|US7340892 *||Jan 16, 2007||Mar 11, 2008||Hydro-Gear Limited Partnership||Charge pump|
|US20090066407 *||Sep 12, 2008||Mar 12, 2009||Rochester Institute Of Technology||Charge pump systems and methods thereof|
|Cooperative Classification||F04B23/106, F04B1/2014, F04F5/10, F16D31/02|
|European Classification||F16D31/02, F04B23/10D, F04B1/20C, F04F5/10|
|Jul 23, 2004||AS||Assignment|
Owner name: HYDRO-GEAR LIMITED PARTNERSHIP, ILLINOIS
Free format text: ASSIGNMENT OF ASSIGNORS INTEREST;ASSIGNOR:TRIMBLE, ROBERT E.;REEL/FRAME:015616/0290

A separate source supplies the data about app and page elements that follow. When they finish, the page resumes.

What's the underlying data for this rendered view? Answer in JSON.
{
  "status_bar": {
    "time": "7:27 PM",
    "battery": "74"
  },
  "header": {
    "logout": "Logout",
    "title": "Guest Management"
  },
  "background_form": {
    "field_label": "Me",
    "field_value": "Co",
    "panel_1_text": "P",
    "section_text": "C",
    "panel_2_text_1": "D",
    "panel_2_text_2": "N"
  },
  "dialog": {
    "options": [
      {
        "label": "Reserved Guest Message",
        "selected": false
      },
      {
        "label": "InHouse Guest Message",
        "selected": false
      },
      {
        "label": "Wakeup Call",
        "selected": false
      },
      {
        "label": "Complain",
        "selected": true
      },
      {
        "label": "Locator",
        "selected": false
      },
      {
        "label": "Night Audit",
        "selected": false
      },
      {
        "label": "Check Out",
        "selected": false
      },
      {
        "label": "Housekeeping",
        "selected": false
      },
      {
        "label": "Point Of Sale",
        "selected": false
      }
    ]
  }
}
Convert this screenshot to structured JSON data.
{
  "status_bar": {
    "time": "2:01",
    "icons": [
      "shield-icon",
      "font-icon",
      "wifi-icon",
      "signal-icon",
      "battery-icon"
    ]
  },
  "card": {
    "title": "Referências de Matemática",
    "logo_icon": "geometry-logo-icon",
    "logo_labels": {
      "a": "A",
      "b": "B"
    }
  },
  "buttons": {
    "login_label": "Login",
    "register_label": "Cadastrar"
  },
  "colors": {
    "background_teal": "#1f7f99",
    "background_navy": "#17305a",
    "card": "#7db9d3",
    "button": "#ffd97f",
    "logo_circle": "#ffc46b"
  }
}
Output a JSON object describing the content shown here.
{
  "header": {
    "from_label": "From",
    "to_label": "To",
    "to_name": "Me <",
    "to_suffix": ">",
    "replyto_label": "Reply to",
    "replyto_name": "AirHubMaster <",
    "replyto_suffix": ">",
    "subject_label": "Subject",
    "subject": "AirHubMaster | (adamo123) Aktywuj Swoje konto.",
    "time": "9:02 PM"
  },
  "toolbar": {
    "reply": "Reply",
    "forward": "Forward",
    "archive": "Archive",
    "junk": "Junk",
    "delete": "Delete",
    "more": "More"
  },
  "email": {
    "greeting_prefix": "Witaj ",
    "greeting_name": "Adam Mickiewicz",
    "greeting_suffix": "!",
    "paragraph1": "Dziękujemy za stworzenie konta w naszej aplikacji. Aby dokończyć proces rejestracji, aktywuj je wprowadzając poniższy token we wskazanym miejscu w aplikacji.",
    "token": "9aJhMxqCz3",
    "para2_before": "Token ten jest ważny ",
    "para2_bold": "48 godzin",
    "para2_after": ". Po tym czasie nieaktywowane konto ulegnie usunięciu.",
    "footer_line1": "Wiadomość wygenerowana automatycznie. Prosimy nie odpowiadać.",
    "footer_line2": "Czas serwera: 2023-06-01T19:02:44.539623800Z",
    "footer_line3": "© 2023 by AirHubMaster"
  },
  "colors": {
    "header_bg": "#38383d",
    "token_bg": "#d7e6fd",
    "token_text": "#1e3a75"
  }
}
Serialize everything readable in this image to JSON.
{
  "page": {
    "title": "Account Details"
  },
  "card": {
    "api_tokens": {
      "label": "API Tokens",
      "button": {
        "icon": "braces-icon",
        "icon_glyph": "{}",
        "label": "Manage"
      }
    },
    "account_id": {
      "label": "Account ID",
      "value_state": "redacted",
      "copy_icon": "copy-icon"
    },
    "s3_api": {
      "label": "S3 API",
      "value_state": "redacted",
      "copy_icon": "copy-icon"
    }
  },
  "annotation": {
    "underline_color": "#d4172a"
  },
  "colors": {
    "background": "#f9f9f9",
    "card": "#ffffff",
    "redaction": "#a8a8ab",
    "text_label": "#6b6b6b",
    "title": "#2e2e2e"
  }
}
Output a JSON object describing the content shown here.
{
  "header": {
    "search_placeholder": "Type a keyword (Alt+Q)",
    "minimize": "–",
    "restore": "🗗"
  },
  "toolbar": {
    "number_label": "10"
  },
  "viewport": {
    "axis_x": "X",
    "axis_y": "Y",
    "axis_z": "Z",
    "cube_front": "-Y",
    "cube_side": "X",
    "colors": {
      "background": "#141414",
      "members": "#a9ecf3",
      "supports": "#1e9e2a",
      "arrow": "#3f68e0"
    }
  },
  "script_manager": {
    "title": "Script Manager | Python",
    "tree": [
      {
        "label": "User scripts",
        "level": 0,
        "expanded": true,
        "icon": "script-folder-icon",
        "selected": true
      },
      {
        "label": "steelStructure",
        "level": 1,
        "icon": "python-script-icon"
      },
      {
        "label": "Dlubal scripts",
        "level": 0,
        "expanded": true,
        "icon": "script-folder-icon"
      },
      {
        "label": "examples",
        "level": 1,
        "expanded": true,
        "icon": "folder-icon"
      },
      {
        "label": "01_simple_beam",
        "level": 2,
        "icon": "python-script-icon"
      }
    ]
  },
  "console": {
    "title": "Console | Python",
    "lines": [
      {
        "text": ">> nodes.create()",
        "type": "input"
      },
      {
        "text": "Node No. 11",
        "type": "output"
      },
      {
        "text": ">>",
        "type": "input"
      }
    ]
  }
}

Effective date: 20040723
|Jul 30, 2010||FPAY||Fee payment|
Year of fee payment: 4
|Jul 15, 2014||FPAY||Fee payment|
Year of fee payment: 8